har ek baat pe kehte ho tum ke tu kya hai?
(at every single utterance you say, “what are you”?!)
A few days back Urvashi Butalia wrote an article in the Indian Express newspaper(25th June 2021) on the new generation of young women activists’ confronting the State and named Natasha, Disha, Nodeep, Devangana andAmulya. These women have been at the forefront of resistance but there have been other women who have been overlooked.
Her article missed few names especially ofGulfishan (in jail since April 9, 2020) and IshratJahan (arrested on 26th Feb 2020) who are still in custody and SafooraZargar (who spent 74 days in jail during her pregnancy)who got bail only after much effort.
Urvashi Butalia is one of the most respected intellectual voices’ around (I have heard her few times and found her extremely gracious), her publication house Zubaan Books have been doing brilliant work concerning feminist issues and have published works of many women from marginalized communities translating them in English for a wider audience.
Last year (June 9, 2020), we had written our response to Professors Apoorvanand and SatishDeshpande who had also missed out on a few names (they rectified it later):
“The senior Professors mention only four names (three are from JNU, Kanhaiyya Kumar, Natasha and Devangana from PinjaraTod and late RohithVemula from Hyderabad University). This may have been completely non-deliberate on their part, but an article which is praising the anti-CAA movement and completely omits names of Jamia Millia Islamia students’ who have been at the forefront of agitation since December 2019 is quite difficult to understand, at a time like this when we have been seeing trends on social media almost every other day in the name of SafooraZargar, (the pregnant research scholar from Jamia Millia Islamia, denied bail thrice and in jail since nearly two months now) along with other Jamia students’ MeeranHaider, AsifIqbalTanha and ShifaRehman (Jamia alumni president) who have been in jail for months now for raising slogans against the state-backed anti-minority law, is disappointing and blatantly glaring……”
It is quite painful to write responses’ on such glaring omissions by those few of our public intellectuals whom we consider as a balanced respectable and empathetic voice of reason and rationality when voices of young Muslim women (and male) activists get invisibilised or overlooked. These oversights and omissions of names of young activists’ not just aids the project Hindutva by helping create false binaries of ‘us’(generous/enlightened ones) vs. them (backward/ illiterate), who need saviours from the majority community to lead their movements since their own are not capable or good enough. Such invisibilisation or acts of omission are not just demoralizing for the young activists who have been targeted by various agencies of the state with strict laws but also points to the success of the right-wing project of communal narrative building.
It is not just about the names of missing young Muslim women activists’ recently when AsifTanha was released along with Natasha Narwal and DevanganaKalita on bail, we found him missing from many TV programs debating anti-CAA protests which led to consequent UAPA charges on many young Muslim student activists.
We have had historical inspirational figures in history as rightly mentioned by UrvashiButalia in the legacy of Fatima Sheikh and others.
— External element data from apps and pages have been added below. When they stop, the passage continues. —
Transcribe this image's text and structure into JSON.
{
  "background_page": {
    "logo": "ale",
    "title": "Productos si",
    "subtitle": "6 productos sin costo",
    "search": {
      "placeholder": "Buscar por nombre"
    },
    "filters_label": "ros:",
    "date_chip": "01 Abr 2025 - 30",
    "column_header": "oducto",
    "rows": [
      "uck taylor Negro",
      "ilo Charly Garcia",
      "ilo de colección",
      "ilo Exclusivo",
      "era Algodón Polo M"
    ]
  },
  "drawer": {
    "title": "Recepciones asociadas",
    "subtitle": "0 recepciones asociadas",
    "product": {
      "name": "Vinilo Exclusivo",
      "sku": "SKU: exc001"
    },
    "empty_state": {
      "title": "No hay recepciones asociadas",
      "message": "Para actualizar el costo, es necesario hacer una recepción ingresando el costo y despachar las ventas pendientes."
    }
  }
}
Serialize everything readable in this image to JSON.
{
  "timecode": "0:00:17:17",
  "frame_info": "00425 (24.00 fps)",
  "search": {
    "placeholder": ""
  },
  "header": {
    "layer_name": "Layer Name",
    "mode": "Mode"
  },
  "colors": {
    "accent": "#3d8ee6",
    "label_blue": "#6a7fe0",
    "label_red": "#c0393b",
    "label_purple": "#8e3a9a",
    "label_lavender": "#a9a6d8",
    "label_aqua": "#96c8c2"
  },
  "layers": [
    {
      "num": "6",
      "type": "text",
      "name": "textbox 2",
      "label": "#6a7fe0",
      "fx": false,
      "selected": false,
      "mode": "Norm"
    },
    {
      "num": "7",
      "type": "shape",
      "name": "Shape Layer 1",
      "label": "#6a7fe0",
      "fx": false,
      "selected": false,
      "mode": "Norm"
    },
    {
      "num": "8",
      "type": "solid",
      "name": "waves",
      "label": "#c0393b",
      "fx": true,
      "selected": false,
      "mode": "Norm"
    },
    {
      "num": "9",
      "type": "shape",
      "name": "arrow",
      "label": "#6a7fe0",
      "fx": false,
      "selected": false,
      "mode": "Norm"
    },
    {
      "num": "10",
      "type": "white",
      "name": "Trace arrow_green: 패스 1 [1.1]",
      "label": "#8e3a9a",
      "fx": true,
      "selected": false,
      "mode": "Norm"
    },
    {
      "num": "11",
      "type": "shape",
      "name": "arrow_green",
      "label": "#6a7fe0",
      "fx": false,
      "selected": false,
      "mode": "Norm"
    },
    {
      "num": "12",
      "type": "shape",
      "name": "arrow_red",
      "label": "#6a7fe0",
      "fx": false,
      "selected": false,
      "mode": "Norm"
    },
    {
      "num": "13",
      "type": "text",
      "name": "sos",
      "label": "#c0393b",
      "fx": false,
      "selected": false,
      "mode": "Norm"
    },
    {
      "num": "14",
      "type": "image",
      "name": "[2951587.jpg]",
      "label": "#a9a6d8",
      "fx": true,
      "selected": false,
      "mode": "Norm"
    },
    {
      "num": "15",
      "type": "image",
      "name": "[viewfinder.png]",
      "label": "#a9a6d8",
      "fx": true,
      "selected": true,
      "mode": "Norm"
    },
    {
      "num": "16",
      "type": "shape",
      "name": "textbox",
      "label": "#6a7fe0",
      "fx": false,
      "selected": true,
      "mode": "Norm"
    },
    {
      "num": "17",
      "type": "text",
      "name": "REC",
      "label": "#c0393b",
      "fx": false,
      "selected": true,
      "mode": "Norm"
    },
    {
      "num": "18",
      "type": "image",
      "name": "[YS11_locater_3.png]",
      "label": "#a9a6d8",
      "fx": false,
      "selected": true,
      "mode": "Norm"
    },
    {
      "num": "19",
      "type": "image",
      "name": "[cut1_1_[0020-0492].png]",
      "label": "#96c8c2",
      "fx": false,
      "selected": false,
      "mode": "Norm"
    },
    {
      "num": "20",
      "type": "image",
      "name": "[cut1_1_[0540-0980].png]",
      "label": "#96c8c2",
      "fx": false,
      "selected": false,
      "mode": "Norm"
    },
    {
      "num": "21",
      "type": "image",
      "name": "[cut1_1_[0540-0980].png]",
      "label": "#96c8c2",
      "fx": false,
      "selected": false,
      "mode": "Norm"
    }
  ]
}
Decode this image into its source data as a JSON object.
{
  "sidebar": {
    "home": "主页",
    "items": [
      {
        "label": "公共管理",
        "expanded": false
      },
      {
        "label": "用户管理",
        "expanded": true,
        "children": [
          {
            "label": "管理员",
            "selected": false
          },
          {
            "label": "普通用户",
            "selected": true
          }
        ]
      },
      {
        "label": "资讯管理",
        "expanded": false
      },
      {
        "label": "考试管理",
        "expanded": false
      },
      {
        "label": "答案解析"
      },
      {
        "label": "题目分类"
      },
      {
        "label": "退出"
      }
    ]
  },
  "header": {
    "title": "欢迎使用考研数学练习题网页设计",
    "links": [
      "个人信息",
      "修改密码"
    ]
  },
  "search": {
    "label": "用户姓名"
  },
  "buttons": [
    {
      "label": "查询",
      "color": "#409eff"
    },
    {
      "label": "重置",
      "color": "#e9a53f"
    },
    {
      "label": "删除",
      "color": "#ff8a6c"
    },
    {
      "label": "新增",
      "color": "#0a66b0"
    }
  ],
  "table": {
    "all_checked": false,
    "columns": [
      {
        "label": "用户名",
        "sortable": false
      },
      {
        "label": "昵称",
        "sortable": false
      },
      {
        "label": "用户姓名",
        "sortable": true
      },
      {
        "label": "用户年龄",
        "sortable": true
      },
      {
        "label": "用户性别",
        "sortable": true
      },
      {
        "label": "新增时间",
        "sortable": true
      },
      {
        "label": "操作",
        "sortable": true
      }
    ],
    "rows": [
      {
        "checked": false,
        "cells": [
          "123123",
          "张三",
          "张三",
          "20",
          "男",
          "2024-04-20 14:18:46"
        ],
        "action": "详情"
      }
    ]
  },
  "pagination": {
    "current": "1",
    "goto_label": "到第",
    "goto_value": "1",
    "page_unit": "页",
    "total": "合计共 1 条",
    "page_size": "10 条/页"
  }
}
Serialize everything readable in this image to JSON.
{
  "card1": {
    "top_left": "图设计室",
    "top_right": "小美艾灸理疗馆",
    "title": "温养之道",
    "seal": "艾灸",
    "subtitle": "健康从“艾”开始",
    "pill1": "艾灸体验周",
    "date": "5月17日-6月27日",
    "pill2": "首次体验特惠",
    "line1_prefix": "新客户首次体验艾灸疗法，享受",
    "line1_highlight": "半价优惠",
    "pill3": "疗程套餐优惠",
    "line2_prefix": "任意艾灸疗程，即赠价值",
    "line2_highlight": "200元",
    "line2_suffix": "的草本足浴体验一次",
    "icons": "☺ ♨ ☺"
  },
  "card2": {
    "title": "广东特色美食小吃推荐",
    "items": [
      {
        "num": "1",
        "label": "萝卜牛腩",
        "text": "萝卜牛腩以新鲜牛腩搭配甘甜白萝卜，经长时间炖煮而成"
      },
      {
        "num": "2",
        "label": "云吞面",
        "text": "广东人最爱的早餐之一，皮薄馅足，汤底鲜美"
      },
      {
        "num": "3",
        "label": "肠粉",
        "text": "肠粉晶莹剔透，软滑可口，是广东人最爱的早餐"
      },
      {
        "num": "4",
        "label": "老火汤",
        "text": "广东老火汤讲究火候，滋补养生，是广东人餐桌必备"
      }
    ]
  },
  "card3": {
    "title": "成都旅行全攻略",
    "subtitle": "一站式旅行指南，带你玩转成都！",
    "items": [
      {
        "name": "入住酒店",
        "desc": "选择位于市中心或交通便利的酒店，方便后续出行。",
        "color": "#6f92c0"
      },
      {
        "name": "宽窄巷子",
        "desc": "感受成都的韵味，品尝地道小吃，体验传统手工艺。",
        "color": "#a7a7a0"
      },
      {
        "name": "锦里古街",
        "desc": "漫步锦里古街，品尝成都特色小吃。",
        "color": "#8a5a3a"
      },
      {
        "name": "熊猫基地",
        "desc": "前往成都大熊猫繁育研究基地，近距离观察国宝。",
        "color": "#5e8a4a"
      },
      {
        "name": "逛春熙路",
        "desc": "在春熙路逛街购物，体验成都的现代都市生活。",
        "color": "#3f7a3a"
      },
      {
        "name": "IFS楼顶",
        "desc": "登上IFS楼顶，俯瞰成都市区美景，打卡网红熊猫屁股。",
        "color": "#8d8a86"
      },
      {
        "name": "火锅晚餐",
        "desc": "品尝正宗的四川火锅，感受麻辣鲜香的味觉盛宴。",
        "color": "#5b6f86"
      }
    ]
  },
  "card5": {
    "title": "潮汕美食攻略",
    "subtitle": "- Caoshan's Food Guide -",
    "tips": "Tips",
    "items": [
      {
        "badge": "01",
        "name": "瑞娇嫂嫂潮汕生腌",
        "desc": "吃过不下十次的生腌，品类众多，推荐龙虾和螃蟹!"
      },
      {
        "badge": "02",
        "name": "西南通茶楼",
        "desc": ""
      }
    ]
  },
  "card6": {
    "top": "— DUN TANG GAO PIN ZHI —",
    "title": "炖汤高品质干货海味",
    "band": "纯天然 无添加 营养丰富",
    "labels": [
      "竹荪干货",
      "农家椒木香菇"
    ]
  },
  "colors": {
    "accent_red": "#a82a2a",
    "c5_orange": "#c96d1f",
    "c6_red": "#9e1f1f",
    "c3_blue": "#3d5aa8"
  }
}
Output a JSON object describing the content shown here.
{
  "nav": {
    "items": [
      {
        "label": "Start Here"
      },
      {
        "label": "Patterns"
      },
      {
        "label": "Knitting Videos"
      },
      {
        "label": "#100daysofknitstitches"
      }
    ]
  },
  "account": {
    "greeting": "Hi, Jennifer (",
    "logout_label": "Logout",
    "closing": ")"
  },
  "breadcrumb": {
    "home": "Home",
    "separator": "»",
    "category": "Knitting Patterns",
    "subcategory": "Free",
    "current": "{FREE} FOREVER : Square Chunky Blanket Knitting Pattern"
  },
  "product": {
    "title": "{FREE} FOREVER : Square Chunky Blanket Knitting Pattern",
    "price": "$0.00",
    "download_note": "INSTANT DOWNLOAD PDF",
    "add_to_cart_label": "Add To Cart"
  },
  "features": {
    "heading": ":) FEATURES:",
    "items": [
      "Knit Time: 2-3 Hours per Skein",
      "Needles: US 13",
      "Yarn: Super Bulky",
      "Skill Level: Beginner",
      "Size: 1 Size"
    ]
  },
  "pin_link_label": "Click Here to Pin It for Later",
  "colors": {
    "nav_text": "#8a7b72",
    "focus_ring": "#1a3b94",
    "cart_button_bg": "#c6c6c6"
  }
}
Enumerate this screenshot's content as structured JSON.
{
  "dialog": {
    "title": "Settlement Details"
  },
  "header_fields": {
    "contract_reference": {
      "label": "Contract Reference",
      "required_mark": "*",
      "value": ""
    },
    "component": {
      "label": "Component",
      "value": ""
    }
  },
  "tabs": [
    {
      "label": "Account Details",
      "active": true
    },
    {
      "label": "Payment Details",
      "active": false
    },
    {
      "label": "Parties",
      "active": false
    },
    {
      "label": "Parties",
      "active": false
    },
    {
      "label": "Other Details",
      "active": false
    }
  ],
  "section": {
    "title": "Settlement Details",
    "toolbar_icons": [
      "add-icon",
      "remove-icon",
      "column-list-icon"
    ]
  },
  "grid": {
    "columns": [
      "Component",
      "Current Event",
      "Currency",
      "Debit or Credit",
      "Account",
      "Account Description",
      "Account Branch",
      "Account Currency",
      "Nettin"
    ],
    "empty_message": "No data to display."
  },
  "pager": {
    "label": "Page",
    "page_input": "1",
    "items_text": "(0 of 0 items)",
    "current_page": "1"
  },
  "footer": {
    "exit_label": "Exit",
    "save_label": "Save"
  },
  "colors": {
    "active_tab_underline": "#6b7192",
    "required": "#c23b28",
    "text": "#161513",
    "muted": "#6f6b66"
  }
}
But, Muslim women inspired, led and confronted the state when they sat on a peaceful dharna at ShaheenBagh and other places all over India in opposition against the discriminatory CAA law. Many Muslim housewives, mothers, young girls and others came out from the safe confines of their homes to sit at busy streets and roads to oppose peacefully a law passed by the Indian Parliament.
Many young women across communities have shown the strength of character and resolve by facing the wrath of the state with an unflinching conviction of ideology and resolve. We must celebrate these voices but we must not forget those who have faced wrongful incarceration and are still behind bars.
Those giving hate speeches playing on false stereotypes, preparing grounds for the lynching of Muslims are being celebrated with viral videos on social and mainstream media, deserve’ not just questions on the enforcement of strict laws but also the de-humanization of the larger Indian society.
We have started opposing privileged groups representing voices from the margins in the public sphere. If the issues concern a certain section they should find representation not just in debates and discussions but also in narratives’ of strength and valour celebrating bravery and courage.
 We had published our response to Apoorvanand and Prof. Deshpande’s article last year (June9, 2020).